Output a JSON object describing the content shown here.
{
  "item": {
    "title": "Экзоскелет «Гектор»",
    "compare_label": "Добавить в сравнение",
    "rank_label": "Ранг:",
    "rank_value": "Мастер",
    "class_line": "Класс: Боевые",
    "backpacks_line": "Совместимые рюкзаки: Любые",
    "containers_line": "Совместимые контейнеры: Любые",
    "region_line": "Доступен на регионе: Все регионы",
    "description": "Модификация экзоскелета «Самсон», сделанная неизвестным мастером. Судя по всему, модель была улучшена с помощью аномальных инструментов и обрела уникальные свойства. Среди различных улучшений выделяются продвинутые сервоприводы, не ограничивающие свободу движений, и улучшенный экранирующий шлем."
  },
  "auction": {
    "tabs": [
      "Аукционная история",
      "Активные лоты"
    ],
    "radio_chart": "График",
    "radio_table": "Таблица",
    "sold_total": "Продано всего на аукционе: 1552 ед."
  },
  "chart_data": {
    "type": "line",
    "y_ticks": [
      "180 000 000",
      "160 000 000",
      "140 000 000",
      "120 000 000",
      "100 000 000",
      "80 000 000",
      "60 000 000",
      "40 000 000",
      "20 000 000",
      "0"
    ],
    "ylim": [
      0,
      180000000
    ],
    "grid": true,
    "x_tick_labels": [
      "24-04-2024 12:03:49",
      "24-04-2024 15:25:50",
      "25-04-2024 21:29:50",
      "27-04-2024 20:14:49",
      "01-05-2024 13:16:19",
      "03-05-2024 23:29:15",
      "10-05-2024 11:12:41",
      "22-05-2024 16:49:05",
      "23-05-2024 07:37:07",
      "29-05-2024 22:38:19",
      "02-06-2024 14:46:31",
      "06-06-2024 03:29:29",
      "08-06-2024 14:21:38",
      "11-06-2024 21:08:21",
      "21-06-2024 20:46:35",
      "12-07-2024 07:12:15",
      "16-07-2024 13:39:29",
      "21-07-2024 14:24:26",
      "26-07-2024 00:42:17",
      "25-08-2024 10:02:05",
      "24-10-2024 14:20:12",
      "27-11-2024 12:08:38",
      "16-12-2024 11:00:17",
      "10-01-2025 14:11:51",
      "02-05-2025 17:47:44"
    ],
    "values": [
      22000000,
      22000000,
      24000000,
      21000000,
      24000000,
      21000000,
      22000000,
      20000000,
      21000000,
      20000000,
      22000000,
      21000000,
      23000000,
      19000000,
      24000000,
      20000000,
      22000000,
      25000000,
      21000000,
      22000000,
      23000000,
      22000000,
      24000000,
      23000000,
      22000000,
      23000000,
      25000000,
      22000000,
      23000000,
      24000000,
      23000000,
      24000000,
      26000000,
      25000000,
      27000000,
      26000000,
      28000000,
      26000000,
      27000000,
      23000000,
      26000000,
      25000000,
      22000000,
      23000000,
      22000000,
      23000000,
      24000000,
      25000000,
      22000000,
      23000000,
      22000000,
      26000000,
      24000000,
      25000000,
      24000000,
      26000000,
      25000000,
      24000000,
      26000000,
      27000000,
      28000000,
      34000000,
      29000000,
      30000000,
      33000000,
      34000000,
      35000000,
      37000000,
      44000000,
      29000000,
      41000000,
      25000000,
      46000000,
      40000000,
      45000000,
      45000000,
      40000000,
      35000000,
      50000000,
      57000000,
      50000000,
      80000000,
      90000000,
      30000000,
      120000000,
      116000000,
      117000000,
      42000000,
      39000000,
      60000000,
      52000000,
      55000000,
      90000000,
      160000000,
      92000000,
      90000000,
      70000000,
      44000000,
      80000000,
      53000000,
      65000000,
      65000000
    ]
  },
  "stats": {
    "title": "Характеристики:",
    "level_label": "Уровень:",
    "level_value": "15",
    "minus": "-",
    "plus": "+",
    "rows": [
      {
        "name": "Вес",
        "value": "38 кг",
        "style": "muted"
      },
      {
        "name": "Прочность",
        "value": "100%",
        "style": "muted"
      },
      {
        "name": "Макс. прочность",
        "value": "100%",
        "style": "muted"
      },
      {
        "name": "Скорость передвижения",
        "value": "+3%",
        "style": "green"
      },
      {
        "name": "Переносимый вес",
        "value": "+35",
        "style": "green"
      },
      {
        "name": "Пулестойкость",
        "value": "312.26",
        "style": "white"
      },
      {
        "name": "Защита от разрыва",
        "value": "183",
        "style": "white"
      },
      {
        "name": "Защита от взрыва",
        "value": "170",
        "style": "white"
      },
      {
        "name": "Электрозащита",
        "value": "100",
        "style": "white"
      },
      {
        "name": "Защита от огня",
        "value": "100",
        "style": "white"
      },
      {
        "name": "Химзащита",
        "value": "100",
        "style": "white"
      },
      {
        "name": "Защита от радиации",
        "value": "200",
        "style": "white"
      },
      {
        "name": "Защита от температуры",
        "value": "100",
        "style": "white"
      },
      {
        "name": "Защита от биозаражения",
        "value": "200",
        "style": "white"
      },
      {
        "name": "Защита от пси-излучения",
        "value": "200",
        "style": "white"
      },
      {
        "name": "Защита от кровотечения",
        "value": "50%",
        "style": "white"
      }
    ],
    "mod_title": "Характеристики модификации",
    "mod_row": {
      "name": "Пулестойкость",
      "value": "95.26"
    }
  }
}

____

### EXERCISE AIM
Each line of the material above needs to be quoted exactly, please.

### RESPONSE
Output a JSON object describing the content shown here.
{
  "item": {
    "title": "Экзоскелет «Гектор»",
    "compare_label": "Добавить в сравнение",
    "rank_label": "Ранг:",
    "rank_value": "Мастер",
    "class_line": "Класс: Боевые",
    "backpacks_line": "Совместимые рюкзаки: Любые",
    "containers_line": "Совместимые контейнеры: Любые",
    "region_line": "Доступен на регионе: Все регионы",
    "description": "Модификация экзоскелета «Самсон», сделанная неизвестным мастером. Судя по всему, модель была улучшена с помощью аномальных инструментов и обрела уникальные свойства. Среди различных улучшений выделяются продвинутые сервоприводы, не ограничивающие свободу движений, и улучшенный экранирующий шлем."
  },
  "auction": {
    "tabs": [
      "Аукционная история",
      "Активные лоты"
    ],
    "radio_chart": "График",
    "radio_table": "Таблица",
    "sold_total": "Продано всего на аукционе: 1552 ед."
  },
  "chart_data": {
    "type": "line",
    "y_ticks": [
      "180 000 000",
      "160 000 000",
      "140 000 000",
      "120 000 000",
      "100 000 000",
      "80 000 000",
      "60 000 000",
      "40 000 000",
      "20 000 000",
      "0"
    ],
    "ylim": [
      0,
      180000000
    ],
    "grid": true,
    "x_tick_labels": [
      "24-04-2024 12:03:49",
      "24-04-2024 15:25:50",
      "25-04-2024 21:29:50",
      "27-04-2024 20:14:49",
      "01-05-2024 13:16:19",
      "03-05-2024 23:29:15",
      "10-05-2024 11:12:41",
      "22-05-2024 16:49:05",
      "23-05-2024 07:37:07",
      "29-05-2024 22:38:19",
      "02-06-2024 14:46:31",
      "06-06-2024 03:29:29",
      "08-06-2024 14:21:38",
      "11-06-2024 21:08:21",
      "21-06-2024 20:46:35",
      "12-07-2024 07:12:15",
      "16-07-2024 13:39:29",
      "21-07-2024 14:24:26",
      "26-07-2024 00:42:17",
      "25-08-2024 10:02:05",
      "24-10-2024 14:20:12",
      "27-11-2024 12:08:38",
      "16-12-2024 11:00:17",
      "10-01-2025 14:11:51",
      "02-05-2025 17:47:44"
    ],
    "values": [
      22000000,
      22000000,
      24000000,
      21000000,
      24000000,
      21000000,
      22000000,
      20000000,
      21000000,
      20000000,
      22000000,
      21000000,
      23000000,
      19000000,
      24000000,
      20000000,
      22000000,
      25000000,
      21000000,
      22000000,
      23000000,
      22000000,
      24000000,
      23000000,
      22000000,
      23000000,
      25000000,
      22000000,
      23000000,
      24000000,
      23000000,
      24000000,
      26000000,
      25000000,
      27000000,
      26000000,
      28000000,
      26000000,
      27000000,
      23000000,
      26000000,
      25000000,
      22000000,
      23000000,
      22000000,
      23000000,
      24000000,
      25000000,
      22000000,
      23000000,
      22000000,
      26000000,
      24000000,
      25000000,
      24000000,
      26000000,
      25000000,
      24000000,
      26000000,
      27000000,
      28000000,
      34000000,
      29000000,
      30000000,
      33000000,
      34000000,
      35000000,
      37000000,
      44000000,
      29000000,
      41000000,
      25000000,
      46000000,
      40000000,
      45000000,
      45000000,
      40000000,
      35000000,
      50000000,
      57000000,
      50000000,
      80000000,
      90000000,
      30000000,
      120000000,
      116000000,
      117000000,
      42000000,
      39000000,
      60000000,
      52000000,
      55000000,
      90000000,
      160000000,
      92000000,
      90000000,
      70000000,
      44000000,
      80000000,
      53000000,
      65000000,
      65000000
    ]
  },
  "stats": {
    "title": "Характеристики:",
    "level_label": "Уровень:",
    "level_value": "15",
    "minus": "-",
    "plus": "+",
    "rows": [
      {
        "name": "Вес",
        "value": "38 кг",
        "style": "muted"
      },
      {
        "name": "Прочность",
        "value": "100%",
        "style": "muted"
      },
      {
        "name": "Макс. прочность",
        "value": "100%",
        "style": "muted"
      },
      {
        "name": "Скорость передвижения",
        "value": "+3%",
        "style": "green"
      },
      {
        "name": "Переносимый вес",
        "value": "+35",
        "style": "green"
      },
      {
        "name": "Пулестойкость",
        "value": "312.26",
        "style": "white"
      },
      {
        "name": "Защита от разрыва",
        "value": "183",
        "style": "white"
      },
      {
        "name": "Защита от взрыва",
        "value": "170",
        "style": "white"
      },
      {
        "name": "Электрозащита",
        "value": "100",
        "style": "white"
      },
      {
        "name": "Защита от огня",
        "value": "100",
        "style": "white"
      },
      {
        "name": "Химзащита",
        "value": "100",
        "style": "white"
      },
      {
        "name": "Защита от радиации",
        "value": "200",
        "style": "white"
      },
      {
        "name": "Защита от температуры",
        "value": "100",
        "style": "white"
      },
      {
        "name": "Защита от биозаражения",
        "value": "200",
        "style": "white"
      },
      {
        "name": "Защита от пси-излучения",
        "value": "200",
        "style": "white"
      },
      {
        "name": "Защита от кровотечения",
        "value": "50%",
        "style": "white"
      }
    ],
    "mod_title": "Характеристики модификации",
    "mod_row": {
      "name": "Пулестойкость",
      "value": "95.26"
    }
  }
}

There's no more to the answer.